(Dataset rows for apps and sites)
BEGIN
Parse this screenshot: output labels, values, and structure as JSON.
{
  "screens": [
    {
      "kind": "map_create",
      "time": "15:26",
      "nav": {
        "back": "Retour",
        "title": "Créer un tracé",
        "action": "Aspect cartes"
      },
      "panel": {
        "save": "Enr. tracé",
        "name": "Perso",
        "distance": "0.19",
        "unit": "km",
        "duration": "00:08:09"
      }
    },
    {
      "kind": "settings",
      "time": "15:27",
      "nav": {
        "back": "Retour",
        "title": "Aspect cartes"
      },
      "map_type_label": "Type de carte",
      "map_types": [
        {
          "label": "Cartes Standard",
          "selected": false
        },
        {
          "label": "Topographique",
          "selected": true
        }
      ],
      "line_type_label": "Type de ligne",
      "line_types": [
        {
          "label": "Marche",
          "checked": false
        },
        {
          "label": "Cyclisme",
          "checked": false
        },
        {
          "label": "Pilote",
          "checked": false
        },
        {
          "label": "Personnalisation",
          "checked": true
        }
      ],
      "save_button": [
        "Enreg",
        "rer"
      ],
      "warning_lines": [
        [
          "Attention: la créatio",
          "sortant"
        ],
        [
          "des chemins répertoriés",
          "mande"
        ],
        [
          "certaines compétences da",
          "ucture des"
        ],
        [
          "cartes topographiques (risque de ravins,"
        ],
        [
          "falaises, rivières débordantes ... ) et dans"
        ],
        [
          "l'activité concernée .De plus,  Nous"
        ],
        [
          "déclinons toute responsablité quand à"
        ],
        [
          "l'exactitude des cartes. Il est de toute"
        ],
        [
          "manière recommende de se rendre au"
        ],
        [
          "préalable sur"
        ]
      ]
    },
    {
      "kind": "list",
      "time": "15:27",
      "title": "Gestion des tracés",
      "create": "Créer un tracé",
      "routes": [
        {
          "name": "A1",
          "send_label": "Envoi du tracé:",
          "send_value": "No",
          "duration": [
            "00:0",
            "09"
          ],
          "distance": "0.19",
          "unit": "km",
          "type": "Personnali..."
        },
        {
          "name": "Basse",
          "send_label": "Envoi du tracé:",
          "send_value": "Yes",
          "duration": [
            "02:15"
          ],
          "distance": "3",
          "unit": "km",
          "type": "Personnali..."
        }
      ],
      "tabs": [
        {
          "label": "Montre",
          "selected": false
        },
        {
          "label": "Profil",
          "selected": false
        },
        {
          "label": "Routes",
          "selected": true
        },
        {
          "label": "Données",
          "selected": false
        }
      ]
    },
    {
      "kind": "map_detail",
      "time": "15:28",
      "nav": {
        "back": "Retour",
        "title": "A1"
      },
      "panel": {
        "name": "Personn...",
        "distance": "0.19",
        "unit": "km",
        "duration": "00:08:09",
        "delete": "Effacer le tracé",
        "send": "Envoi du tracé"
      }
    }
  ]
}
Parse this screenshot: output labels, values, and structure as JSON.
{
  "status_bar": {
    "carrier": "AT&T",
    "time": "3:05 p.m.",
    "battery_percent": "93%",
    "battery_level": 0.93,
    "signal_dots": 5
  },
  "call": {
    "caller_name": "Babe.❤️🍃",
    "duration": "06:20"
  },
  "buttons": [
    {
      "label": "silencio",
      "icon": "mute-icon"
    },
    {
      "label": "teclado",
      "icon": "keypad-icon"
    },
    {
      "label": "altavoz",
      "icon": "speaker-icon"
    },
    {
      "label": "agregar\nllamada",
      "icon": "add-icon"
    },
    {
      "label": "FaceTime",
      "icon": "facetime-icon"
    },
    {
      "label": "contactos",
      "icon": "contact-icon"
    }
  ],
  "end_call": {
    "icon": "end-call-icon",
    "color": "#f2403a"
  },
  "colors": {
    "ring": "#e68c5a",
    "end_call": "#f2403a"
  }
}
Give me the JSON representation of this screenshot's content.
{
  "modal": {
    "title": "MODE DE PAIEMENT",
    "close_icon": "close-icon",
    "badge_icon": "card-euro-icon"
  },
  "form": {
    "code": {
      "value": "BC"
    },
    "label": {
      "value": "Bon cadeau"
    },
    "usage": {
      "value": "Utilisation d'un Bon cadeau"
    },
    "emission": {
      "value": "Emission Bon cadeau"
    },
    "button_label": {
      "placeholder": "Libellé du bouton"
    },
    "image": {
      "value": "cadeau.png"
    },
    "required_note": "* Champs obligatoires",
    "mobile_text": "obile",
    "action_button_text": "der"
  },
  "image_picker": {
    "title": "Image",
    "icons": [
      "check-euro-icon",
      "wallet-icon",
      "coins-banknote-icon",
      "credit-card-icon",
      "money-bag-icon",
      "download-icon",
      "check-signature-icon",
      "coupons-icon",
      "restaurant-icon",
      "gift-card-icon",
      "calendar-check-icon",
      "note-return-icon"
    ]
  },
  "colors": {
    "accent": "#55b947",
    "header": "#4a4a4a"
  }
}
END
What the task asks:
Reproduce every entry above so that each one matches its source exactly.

Reply:
Parse this screenshot: output labels, values, and structure as JSON.
{
  "screens": [
    {
      "kind": "map_create",
      "time": "15:26",
      "nav": {
        "back": "Retour",
        "title": "Créer un tracé",
        "action": "Aspect cartes"
      },
      "panel": {
        "save": "Enr. tracé",
        "name": "Perso",
        "distance": "0.19",
        "unit": "km",
        "duration": "00:08:09"
      }
    },
    {
      "kind": "settings",
      "time": "15:27",
      "nav": {
        "back": "Retour",
        "title": "Aspect cartes"
      },
      "map_type_label": "Type de carte",
      "map_types": [
        {
          "label": "Cartes Standard",
          "selected": false
        },
        {
          "label": "Topographique",
          "selected": true
        }
      ],
      "line_type_label": "Type de ligne",
      "line_types": [
        {
          "label": "Marche",
          "checked": false
        },
        {
          "label": "Cyclisme",
          "checked": false
        },
        {
          "label": "Pilote",
          "checked": false
        },
        {
          "label": "Personnalisation",
          "checked": true
        }
      ],
      "save_button": [
        "Enreg",
        "rer"
      ],
      "warning_lines": [
        [
          "Attention: la créatio",
          "sortant"
        ],
        [
          "des chemins répertoriés",
          "mande"
        ],
        [
          "certaines compétences da",
          "ucture des"
        ],
        [
          "cartes topographiques (risque de ravins,"
        ],
        [
          "falaises, rivières débordantes ... ) et dans"
        ],
        [
          "l'activité concernée .De plus,  Nous"
        ],
        [
          "déclinons toute responsablité quand à"
        ],
        [
          "l'exactitude des cartes. Il est de toute"
        ],
        [
          "manière recommende de se rendre au"
        ],
        [
          "préalable sur"
        ]
      ]
    },
    {
      "kind": "list",
      "time": "15:27",
      "title": "Gestion des tracés",
      "create": "Créer un tracé",
      "routes": [
        {
          "name": "A1",
          "send_label": "Envoi du tracé:",
          "send_value": "No",
          "duration": [
            "00:0",
            "09"
          ],
          "distance": "0.19",
          "unit": "km",
          "type": "Personnali..."
        },
        {
          "name": "Basse",
          "send_label": "Envoi du tracé:",
          "send_value": "Yes",
          "duration": [
            "02:15"
          ],
          "distance": "3",
          "unit": "km",
          "type": "Personnali..."
        }
      ],
      "tabs": [
        {
          "label": "Montre",
          "selected": false
        },
        {
          "label": "Profil",
          "selected": false
        },
        {
          "label": "Routes",
          "selected": true
        },
        {
          "label": "Données",
          "selected": false
        }
      ]
    },
    {
      "kind": "map_detail",
      "time": "15:28",
      "nav": {
        "back": "Retour",
        "title": "A1"
      },
      "panel": {
        "name": "Personn...",
        "distance": "0.19",
        "unit": "km",
        "duration": "00:08:09",
        "delete": "Effacer le tracé",
        "send": "Envoi du tracé"
      }
    }
  ]
}
Parse this screenshot: output labels, values, and structure as JSON.
{
  "status_bar": {
    "carrier": "AT&T",
    "time": "3:05 p.m.",
    "battery_percent": "93%",
    "battery_level": 0.93,
    "signal_dots": 5
  },
  "call": {
    "caller_name": "Babe.❤️🍃",
    "duration": "06:20"
  },
  "buttons": [
    {
      "label": "silencio",
      "icon": "mute-icon"
    },
    {
      "label": "teclado",
      "icon": "keypad-icon"
    },
    {
      "label": "altavoz",
      "icon": "speaker-icon"
    },
    {
      "label": "agregar\nllamada",
      "icon": "add-icon"
    },
    {
      "label": "FaceTime",
      "icon": "facetime-icon"
    },
    {
      "label": "contactos",
      "icon": "contact-icon"
    }
  ],
  "end_call": {
    "icon": "end-call-icon",
    "color": "#f2403a"
  },
  "colors": {
    "ring": "#e68c5a",
    "end_call": "#f2403a"
  }
}
Give me the JSON representation of this screenshot's content.
{
  "modal": {
    "title": "MODE DE PAIEMENT",
    "close_icon": "close-icon",
    "badge_icon": "card-euro-icon"
  },
  "form": {
    "code": {
      "value": "BC"
    },
    "label": {
      "value": "Bon cadeau"
    },
    "usage": {
      "value": "Utilisation d'un Bon cadeau"
    },
    "emission": {
      "value": "Emission Bon cadeau"
    },
    "button_label": {
      "placeholder": "Libellé du bouton"
    },
    "image": {
      "value": "cadeau.png"
    },
    "required_note": "* Champs obligatoires",
    "mobile_text": "obile",
    "action_button_text": "der"
  },
  "image_picker": {
    "title": "Image",
    "icons": [
      "check-euro-icon",
      "wallet-icon",
      "coins-banknote-icon",
      "credit-card-icon",
      "money-bag-icon",
      "download-icon",
      "check-signature-icon",
      "coupons-icon",
      "restaurant-icon",
      "gift-card-icon",
      "calendar-check-icon",
      "note-return-icon"
    ]
  },
  "colors": {
    "accent": "#55b947",
    "header": "#4a4a4a"
  }
}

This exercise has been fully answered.